Both sugar and vegetable oils are individually risks for obesity:

  • Stephan did a nice post a few years back, “Vegetable Oil and Weight Gain,” discussing a couple of studies showing that both rats and humans get fatter the more polyunsaturated fat they eat.
  • Dr. Richard Johnson and colleagues did a review of the evidence for sugar (fructose) as a cause of obesity in the American Journal of Clinical Nutrition a few years ago. [1]

What the animal studies show us is that when fructose and vegetable oils are consumed together, they multiply each other’s obesity-inducing effects.

Here are a few pictures illustrating the correlation between polyunsaturated fat consumption, fructose consumption, and obesity.

Here is the Johnson et al chart showing historical fructose consumption in the UK and US [1]:

Here is Stephan’s chart showing historical polyunsaturated fat consumption in the US:

And here are obesity rates in the US:

Cereal Grains

It’s a common observation that the toxic grains, especially wheat, can produce a potbelly or “beer belly.” Rice doesn’t seem to do that.

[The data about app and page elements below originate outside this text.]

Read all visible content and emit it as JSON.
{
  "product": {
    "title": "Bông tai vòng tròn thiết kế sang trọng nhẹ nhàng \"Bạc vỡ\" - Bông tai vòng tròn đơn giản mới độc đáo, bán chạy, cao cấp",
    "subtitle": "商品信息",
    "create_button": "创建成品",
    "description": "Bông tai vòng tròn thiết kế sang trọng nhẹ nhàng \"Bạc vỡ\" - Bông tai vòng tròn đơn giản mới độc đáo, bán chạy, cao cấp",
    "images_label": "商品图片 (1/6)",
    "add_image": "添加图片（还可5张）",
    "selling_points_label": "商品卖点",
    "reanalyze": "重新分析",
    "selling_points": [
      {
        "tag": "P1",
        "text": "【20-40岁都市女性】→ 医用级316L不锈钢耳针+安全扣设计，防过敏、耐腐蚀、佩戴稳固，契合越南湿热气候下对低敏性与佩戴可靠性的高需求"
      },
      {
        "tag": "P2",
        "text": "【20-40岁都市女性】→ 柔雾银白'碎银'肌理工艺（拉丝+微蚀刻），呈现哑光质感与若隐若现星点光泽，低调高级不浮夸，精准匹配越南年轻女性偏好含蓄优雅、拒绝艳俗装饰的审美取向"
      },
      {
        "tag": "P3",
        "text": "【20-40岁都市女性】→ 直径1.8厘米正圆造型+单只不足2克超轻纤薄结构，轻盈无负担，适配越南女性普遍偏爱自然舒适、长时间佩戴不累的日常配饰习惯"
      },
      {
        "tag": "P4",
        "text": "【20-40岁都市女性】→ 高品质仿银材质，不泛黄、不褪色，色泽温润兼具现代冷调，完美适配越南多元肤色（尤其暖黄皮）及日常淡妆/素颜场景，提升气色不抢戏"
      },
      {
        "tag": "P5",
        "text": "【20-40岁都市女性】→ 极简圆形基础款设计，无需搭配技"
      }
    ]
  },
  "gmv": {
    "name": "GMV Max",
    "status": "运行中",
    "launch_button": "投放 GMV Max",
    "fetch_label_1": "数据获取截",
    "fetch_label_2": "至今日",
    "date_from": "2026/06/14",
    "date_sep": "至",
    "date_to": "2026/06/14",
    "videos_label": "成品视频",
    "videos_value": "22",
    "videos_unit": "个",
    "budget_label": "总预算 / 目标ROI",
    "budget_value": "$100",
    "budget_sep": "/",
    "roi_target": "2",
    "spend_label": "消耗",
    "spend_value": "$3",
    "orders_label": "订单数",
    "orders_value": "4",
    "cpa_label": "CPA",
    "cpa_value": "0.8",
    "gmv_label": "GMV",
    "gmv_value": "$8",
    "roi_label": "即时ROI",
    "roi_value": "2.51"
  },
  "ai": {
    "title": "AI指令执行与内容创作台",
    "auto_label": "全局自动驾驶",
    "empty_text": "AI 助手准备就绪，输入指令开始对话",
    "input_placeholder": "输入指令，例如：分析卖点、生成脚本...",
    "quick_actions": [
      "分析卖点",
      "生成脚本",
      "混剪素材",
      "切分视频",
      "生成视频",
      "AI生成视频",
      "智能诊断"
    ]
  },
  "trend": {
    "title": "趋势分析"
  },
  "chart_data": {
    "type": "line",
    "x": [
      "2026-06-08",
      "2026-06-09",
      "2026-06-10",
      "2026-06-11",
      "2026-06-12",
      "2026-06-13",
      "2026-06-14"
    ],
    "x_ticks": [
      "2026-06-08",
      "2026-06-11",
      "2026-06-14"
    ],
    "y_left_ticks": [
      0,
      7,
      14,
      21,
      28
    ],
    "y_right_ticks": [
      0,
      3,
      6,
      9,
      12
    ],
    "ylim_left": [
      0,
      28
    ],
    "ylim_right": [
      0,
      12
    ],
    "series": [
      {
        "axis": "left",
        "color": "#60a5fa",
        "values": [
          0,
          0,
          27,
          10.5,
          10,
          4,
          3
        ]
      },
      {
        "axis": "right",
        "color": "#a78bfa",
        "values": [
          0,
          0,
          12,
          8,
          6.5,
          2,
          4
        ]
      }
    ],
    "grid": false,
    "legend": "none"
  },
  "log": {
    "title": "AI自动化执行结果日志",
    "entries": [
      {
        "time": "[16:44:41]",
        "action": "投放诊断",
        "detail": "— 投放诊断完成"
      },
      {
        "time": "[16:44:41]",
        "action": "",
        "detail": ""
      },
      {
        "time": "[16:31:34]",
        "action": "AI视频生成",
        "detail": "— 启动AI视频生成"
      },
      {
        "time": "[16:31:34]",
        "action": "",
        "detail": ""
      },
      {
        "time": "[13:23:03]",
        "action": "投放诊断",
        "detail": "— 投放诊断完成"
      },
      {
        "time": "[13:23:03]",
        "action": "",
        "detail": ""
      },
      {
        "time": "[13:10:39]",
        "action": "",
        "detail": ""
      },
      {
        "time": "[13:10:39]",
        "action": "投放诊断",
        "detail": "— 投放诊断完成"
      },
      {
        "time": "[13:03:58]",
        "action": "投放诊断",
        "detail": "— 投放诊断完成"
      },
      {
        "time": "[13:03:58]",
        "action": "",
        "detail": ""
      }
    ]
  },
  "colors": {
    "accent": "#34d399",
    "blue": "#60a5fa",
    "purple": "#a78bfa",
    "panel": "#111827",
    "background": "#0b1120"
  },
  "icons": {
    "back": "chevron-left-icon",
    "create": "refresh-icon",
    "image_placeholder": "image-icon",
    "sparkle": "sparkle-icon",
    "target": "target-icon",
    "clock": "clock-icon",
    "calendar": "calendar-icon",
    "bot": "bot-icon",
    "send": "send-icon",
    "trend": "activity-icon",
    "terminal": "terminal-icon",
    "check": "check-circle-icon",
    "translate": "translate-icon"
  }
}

There is epidemiological evidence for this effect. Here, for instance, is obesity prevalence by country from the World Health Organization Global Infobase:

Note the low obesity prevalence in the rice eating countries of China, India, Japan, Indonesia, and southeast Asia; and in sub-Saharan Africa, where a diversity of starch sources are eaten, including manioc/cassava, sorghum, millet, rice, maize, and wheat. The highest obesity prevalence is found in wheat-eating countries.

This correlation persists within countries. In the China Study, the correlation of wheat consumption with BMI was 56%, whereas the correlation of total calorie intake with BMI was only 13%. (Since total calorie intake is correlated with muscle mass, total calorie intake may be completely uncorrelated with fat mass. It’s not how much you eat, but how much wheat!)

Similar outcomes occur in mice. I can’t find any mouse studies comparing wheat to rice, but I did find one comparing wheat to rye [4]. Wheat was far more obesity-inducing than rye:

Body fat percentage was 20.2% in the wheat group, 13.7% in the rye group; fasting insulin was 126 pM in the wheat group, 90 pM in the rye group; and fasting cholesterol, triglycerides, and free fatty acids were higher in the wheat group.

In short:  wheat made mice fatter, more insulin resistant, and more dyslipidemic than rye.

Just for fun here’s a picture comparing fat tissue in the rye (left) versus wheat (right) fed mice:

I believe that rice would have done even better than rye, but I was unable to find a paper directly comparing rice vs wheat or rye.

Why We Get Fat

This brings me to a point of difference with Gary Taubes. Although glucose is toxic in high doses, the body has an extensive machinery for disposing of excess glucose. As we discussed in our last post, all tissues of the body participate in glucose disposal. Dietary glucose is not likely to do much damage unless the body’s glucose-disposal machinery has been damaged by other toxins first.

Obesity is caused not by carb calories per se, but by natural plant toxins. Plants, not carbs, make you fat!

It’s possible, by the way, that differing toxicities among grains could be responsible for epidemiological evidence favoring “whole grains” over “refined grains.” In America, products made with refined grains are usually 100% wheat; but products made with whole grains are often of mixed origin (“7 grain bread”). Since wheat is the most obesity-inducing grain, dilution of wheat content may be masking the toxicity of whole grains.


Certain toxic foods seem to be very effective at causing obesity:  vegetable oils, fructose, and wheat. Along with malnourishment (for instance, by choline deficiency) and infectious disease, food toxins are why we get fat.

The first step in any weight loss effort, therefore, ought to be removal of these toxic foods from the diet. Removing these toxins may not cure obesity; but without this step a cure is unlikely.


[1] Johnson RJ et al. Potential role of sugar (fructose) in the epidemic of hypertension, obesity and the metabolic syndrome, diabetes, kidney disease, and cardiovascular disease. Am J Clin Nutr. 2007 Oct;86(4):899-906.

[2] Andersson U et al. Metabolic effects of whole grain wheat and whole grain rye in the C57BL/6J mouse. Nutrition. 2010 Feb;26(2):230-9.